In the end, the knowledge of our collections has grown, their accessibility improved, resulting in tangible benefits for today’s and tomorrow’s Smithsonian collections users. It is so rewarding to watch these volunteers’ voyages of discovery stoke a passion to discover more and fire an enthusiasm about these collections that has proven to be contagious.
- Record Unit 7148 - David Crockett Graham Papers, 1923-1936, Smithsonian Institution Archives
- Record Unit 7272 - Frederick Vernon Coville Papers, 1888-1936 and undated, Smithsonian Institution Archives
- Record Unit 7267 - Vernon Orlando Bailey Papers, 1889-1941 and undated, Smithsonian Institution Archives
- Record Unit 7417 - Florence Merriam Bailey Papers, 1865-1942, Smithsonian Institution Archives
- This week billions of people around the world celebrated the Lunar New Year on February 19. For the Chinese, 2015 is the year of the Ram and one of the traditions that go along with celebrating the New Year is the lion dance. Photographer Jason Lam's project, "Inside the Lion," captures the people behind the lion costume. [via Lens blog, NYT]

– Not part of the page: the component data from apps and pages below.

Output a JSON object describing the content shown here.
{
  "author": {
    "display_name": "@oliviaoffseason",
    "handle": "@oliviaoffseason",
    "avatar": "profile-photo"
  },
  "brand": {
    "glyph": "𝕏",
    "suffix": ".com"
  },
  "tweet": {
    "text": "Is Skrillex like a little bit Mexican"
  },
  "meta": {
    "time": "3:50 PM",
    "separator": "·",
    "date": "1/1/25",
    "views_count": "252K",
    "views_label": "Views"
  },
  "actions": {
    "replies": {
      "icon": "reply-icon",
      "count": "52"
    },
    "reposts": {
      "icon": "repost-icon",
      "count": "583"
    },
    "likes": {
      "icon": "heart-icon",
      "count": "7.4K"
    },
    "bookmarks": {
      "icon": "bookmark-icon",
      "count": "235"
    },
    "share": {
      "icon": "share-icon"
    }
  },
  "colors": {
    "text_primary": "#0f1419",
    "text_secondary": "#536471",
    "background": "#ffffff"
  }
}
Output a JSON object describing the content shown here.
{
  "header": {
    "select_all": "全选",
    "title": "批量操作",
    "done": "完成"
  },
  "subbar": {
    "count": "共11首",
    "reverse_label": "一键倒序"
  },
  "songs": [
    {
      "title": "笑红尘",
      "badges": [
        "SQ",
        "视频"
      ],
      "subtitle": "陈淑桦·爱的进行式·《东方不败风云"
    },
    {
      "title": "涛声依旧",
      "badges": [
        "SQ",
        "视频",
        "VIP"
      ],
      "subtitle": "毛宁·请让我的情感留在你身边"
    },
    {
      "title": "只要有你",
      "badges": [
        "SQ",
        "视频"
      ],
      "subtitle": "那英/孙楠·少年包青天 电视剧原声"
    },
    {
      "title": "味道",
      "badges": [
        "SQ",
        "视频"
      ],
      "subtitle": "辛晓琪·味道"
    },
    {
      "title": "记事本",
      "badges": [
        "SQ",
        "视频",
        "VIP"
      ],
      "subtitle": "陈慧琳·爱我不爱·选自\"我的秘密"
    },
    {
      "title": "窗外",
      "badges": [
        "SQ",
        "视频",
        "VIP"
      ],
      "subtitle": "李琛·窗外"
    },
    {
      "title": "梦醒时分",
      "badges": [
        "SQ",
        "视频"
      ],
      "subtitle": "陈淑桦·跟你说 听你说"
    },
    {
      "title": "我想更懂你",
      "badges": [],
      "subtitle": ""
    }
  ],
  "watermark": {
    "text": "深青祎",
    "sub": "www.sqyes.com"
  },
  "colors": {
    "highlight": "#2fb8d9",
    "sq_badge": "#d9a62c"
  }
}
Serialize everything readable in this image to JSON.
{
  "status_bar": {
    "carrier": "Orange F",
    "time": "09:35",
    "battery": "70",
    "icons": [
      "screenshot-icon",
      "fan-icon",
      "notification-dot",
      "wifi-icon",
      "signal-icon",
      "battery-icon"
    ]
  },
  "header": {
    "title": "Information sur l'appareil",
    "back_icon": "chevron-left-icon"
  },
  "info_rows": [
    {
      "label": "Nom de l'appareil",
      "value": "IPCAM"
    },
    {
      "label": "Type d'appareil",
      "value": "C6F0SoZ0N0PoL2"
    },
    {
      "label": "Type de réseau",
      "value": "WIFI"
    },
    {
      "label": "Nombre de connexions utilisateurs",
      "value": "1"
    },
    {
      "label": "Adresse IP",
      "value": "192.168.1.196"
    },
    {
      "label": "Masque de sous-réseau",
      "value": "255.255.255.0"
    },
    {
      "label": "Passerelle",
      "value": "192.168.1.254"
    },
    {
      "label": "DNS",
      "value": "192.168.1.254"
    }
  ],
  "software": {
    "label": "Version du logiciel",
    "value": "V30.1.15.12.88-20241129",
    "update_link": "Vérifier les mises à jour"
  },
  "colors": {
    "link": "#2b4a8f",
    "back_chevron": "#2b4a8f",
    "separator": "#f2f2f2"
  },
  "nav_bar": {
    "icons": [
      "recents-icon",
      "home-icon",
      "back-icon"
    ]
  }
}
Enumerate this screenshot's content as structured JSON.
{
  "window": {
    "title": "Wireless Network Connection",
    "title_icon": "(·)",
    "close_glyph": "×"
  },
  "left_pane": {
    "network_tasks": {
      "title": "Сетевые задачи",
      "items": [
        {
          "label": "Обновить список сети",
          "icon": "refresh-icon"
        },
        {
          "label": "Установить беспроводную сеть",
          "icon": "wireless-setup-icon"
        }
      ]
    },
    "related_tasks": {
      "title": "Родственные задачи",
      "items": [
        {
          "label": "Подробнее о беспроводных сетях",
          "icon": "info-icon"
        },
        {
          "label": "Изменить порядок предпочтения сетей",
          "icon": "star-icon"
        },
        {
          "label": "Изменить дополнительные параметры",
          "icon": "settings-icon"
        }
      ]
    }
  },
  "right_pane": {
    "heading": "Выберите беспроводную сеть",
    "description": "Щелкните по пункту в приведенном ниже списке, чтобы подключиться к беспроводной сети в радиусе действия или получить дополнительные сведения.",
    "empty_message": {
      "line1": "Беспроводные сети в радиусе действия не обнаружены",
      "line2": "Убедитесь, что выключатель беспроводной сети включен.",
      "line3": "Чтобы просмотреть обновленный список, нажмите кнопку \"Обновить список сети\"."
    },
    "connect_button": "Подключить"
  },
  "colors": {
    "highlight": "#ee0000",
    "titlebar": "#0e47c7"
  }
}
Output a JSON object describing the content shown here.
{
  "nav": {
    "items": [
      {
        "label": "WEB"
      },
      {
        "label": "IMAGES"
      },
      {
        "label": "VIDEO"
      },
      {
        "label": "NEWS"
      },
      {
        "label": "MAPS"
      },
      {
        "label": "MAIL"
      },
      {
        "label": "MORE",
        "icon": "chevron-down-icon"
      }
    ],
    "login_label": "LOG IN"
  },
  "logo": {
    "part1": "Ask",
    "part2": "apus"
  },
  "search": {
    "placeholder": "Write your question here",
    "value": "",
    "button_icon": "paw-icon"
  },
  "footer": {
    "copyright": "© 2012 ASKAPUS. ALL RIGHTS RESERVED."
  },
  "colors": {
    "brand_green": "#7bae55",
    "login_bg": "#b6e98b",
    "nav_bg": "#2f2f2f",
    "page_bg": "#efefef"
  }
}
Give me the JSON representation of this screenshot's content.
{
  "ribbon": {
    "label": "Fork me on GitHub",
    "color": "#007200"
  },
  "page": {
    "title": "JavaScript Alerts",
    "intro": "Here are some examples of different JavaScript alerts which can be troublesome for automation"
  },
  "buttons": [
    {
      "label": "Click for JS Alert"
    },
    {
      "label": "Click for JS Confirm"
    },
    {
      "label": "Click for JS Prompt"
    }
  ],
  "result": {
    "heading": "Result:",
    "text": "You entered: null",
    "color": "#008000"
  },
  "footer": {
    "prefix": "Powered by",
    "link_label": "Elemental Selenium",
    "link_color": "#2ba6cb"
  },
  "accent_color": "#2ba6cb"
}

- Here is a list of children's books about Chinese New Year from the New York Public Library. [via New York Public Library blog]
- A peak at an interesting portrait of Dr. George Washington Carver at the National Museum of American History. [via O Say Can You See? blog, NMAH]
- Chicken wire, a seemingly common place material, is transformed by artist, Kendra Haste, into remarkably real sculptures of animals. [via Colossal]
- With 20 percent of entries disqualified from the World Press Photo competition for excessive post-processing, a debate about the rules and ethics in digital photojournalism. [via Lens blog, NYT]
- Technology and art meet in the attempt to identify a portrait as that of Anne Boleyn, queen to King Henry VIII, through the use of facial recognition software. [via The Guardian]
- The British Library's Endangered Archives Program released more than 500,000 additonal images online this week, adding to those already online for a total of more than 4 million images available from a variety of collections. [via InfoDocket]
- Archives, libraries, and museums are fighting to prevent the kinds of loss from the "Digital Dark Age" as discussed by internet pioneer, Vint Cerf, at the recent conference of the American Association for the Advancement of Science, by developing tools to preserve and make accessible our digital history. [via BBC News]